■ **The task**
State how many lines of the entries hold the string "children", and output nothing but that count.

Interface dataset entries
"""
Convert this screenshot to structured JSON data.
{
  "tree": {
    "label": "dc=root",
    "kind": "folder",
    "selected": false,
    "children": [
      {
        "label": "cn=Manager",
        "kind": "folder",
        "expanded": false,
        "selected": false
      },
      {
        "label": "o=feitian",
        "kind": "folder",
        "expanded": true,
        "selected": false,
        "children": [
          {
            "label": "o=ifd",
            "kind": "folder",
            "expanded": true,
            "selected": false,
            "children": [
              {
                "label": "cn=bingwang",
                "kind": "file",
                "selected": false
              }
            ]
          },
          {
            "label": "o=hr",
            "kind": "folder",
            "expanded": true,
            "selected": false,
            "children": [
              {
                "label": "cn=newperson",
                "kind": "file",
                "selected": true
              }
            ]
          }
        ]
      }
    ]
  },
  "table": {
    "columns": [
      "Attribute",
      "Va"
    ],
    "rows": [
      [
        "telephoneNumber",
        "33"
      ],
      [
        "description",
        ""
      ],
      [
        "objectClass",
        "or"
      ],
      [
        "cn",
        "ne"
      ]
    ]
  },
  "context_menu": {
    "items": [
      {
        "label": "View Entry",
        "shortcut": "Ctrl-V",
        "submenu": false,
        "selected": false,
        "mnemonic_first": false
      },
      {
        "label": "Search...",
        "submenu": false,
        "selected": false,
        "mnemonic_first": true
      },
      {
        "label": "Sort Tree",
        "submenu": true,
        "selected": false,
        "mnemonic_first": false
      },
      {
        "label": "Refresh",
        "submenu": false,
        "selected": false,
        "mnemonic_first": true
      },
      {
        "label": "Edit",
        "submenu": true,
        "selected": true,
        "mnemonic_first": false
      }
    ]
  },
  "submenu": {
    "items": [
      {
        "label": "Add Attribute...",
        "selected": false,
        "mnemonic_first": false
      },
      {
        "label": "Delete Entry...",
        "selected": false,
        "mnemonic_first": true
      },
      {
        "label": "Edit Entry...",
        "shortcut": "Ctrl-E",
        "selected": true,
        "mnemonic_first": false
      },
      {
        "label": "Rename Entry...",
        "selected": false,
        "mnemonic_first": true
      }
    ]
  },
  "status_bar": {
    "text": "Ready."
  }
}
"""
■ **Response**
4